> _The task_:
Only a number is wanted: how many lines of the entries include the string "this"?

> _Exercise input_:
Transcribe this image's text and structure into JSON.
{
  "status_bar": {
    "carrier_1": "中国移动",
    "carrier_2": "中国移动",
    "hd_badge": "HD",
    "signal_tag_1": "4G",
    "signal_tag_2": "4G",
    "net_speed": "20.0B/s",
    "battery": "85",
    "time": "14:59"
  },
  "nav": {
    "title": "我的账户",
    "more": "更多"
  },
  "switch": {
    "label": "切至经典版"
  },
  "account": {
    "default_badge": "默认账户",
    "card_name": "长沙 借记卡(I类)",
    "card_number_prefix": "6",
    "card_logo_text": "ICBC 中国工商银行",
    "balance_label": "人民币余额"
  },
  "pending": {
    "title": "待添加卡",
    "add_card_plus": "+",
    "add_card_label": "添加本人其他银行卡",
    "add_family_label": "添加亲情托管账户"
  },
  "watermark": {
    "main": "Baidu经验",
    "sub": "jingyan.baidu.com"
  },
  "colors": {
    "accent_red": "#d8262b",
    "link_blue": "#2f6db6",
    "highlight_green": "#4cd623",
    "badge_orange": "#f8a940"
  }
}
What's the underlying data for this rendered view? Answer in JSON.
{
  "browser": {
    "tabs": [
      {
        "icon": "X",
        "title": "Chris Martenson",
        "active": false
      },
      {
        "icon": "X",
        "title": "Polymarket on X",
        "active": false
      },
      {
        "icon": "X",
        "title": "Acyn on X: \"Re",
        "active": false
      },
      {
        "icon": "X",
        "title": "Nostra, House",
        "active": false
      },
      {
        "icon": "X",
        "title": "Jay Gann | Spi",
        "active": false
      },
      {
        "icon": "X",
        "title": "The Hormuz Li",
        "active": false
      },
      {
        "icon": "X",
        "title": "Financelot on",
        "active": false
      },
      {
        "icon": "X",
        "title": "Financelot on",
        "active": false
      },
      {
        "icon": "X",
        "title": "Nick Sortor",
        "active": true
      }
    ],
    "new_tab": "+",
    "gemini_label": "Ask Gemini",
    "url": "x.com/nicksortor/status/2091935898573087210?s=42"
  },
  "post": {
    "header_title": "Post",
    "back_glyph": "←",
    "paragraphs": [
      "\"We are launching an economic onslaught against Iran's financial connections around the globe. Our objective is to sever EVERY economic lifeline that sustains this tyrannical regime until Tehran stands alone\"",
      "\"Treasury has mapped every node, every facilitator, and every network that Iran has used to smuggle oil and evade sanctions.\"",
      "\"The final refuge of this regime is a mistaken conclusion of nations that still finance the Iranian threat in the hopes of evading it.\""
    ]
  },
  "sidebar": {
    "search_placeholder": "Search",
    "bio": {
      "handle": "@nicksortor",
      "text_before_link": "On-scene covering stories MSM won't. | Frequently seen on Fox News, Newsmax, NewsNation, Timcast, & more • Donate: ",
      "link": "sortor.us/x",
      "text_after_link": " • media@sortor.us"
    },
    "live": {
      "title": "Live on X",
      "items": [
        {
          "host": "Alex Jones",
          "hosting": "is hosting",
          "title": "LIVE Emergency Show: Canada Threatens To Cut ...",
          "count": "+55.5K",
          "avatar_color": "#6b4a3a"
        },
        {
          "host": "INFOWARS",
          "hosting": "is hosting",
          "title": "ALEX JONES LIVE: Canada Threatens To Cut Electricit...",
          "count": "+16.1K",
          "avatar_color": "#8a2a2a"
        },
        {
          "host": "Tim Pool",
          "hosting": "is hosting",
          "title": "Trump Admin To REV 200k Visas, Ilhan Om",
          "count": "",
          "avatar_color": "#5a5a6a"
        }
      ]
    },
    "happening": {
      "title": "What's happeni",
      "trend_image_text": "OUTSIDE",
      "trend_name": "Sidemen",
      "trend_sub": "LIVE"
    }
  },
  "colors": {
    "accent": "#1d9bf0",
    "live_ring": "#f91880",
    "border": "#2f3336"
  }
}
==
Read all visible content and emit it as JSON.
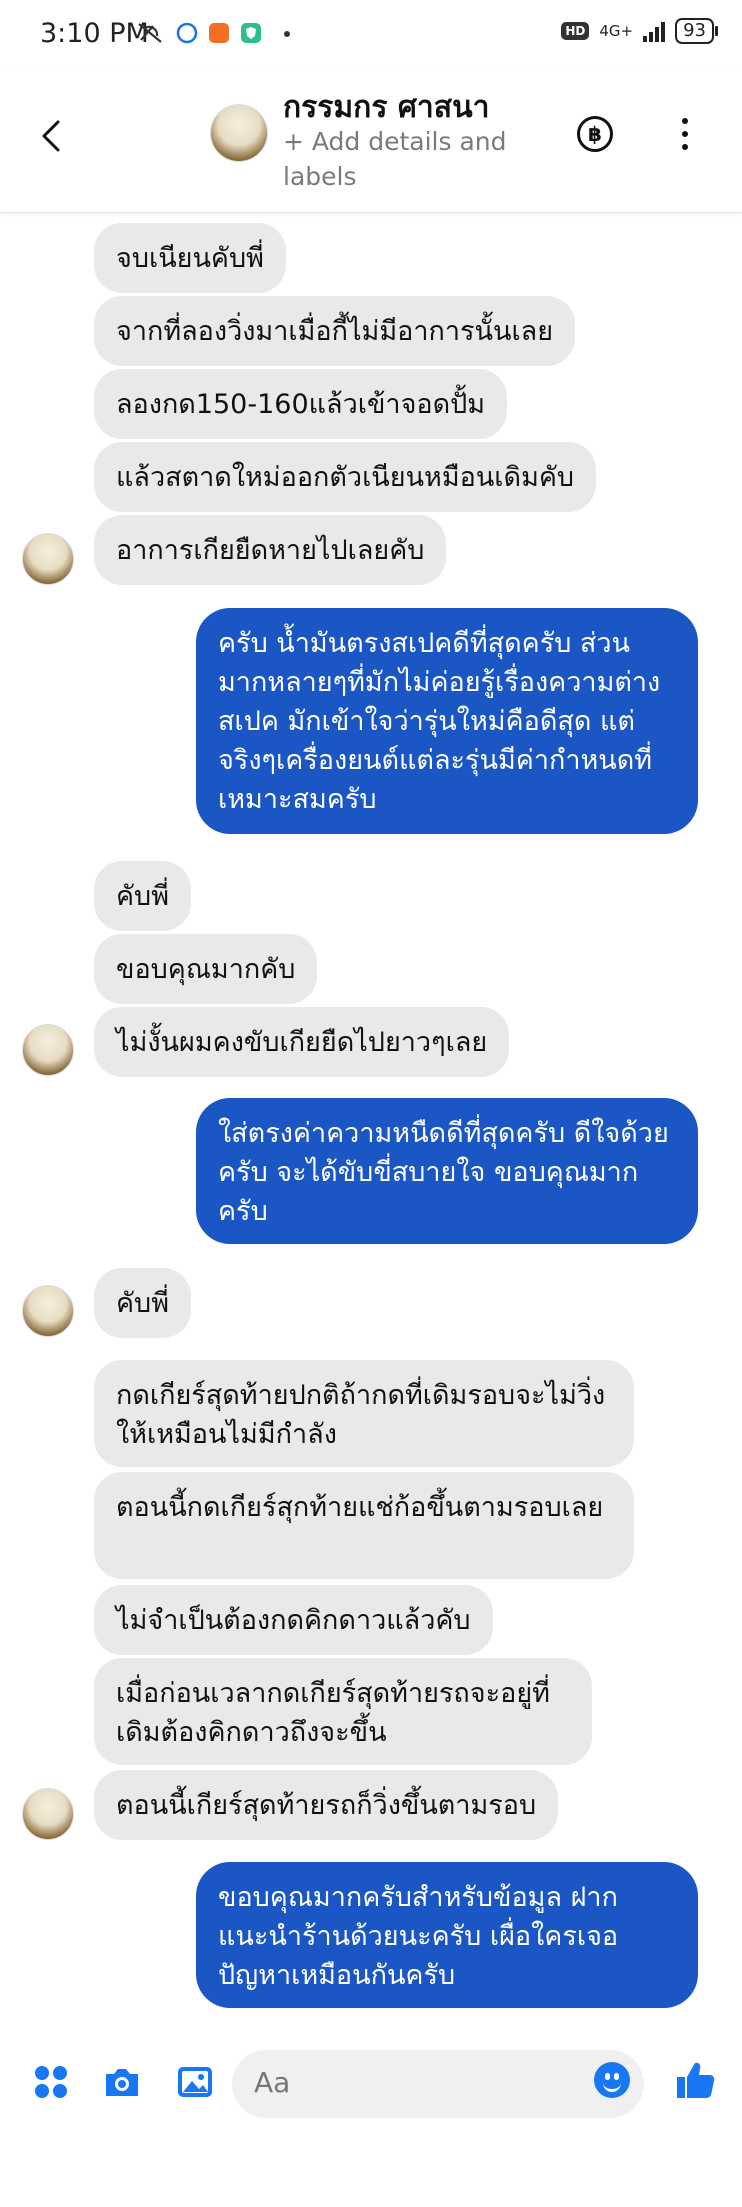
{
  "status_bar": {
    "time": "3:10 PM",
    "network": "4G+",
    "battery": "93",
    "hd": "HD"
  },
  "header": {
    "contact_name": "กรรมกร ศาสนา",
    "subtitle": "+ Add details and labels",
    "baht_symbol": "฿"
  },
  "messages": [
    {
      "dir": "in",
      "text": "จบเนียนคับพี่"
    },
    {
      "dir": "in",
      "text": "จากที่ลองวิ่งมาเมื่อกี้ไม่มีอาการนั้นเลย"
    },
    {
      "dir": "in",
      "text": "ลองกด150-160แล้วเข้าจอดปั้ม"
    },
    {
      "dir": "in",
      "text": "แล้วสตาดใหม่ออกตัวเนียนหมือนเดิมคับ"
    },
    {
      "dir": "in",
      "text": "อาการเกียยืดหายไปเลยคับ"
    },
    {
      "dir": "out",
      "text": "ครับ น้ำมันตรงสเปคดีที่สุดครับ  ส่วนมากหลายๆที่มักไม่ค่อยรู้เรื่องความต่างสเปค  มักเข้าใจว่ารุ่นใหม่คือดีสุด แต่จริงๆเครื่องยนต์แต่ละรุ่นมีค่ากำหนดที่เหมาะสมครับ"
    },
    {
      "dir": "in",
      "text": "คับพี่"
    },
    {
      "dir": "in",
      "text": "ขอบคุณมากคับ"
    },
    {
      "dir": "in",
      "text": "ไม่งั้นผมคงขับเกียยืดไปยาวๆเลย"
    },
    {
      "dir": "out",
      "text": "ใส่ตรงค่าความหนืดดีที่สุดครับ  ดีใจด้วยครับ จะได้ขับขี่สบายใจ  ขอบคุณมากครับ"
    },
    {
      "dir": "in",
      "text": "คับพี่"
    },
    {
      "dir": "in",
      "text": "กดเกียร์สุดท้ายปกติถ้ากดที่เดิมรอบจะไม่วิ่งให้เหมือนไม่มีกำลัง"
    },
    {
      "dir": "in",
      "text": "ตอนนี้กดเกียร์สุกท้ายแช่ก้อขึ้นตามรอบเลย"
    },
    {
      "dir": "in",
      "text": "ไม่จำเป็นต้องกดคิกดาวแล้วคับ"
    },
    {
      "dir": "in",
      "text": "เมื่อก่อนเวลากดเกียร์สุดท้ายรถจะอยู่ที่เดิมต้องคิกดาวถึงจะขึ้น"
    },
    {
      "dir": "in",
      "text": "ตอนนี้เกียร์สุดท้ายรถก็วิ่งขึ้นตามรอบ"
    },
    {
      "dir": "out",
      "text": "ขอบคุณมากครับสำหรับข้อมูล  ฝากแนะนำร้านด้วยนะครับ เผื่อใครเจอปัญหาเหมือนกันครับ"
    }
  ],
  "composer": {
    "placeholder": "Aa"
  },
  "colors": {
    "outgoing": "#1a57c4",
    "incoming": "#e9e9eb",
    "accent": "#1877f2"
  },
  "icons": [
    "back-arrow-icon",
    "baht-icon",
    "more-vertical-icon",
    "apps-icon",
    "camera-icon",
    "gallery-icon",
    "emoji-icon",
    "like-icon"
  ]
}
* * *
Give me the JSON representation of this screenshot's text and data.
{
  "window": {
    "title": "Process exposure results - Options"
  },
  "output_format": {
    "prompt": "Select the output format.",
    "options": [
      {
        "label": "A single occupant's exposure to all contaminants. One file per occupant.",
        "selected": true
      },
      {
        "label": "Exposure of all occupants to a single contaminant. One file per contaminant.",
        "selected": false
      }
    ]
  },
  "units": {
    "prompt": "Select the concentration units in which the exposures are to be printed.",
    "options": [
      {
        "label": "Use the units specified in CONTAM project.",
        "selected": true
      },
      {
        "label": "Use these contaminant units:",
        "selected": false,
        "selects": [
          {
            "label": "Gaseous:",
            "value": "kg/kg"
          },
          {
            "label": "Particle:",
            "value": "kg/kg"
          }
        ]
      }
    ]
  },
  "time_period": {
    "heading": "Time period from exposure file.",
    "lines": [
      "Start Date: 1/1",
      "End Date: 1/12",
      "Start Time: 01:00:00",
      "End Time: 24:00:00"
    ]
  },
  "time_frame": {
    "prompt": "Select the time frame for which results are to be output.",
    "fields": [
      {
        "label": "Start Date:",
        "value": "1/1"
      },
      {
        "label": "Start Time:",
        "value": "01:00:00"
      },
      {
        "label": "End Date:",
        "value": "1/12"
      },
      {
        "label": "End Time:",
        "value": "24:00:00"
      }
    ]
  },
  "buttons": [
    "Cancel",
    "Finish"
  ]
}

> _Written solution_:
5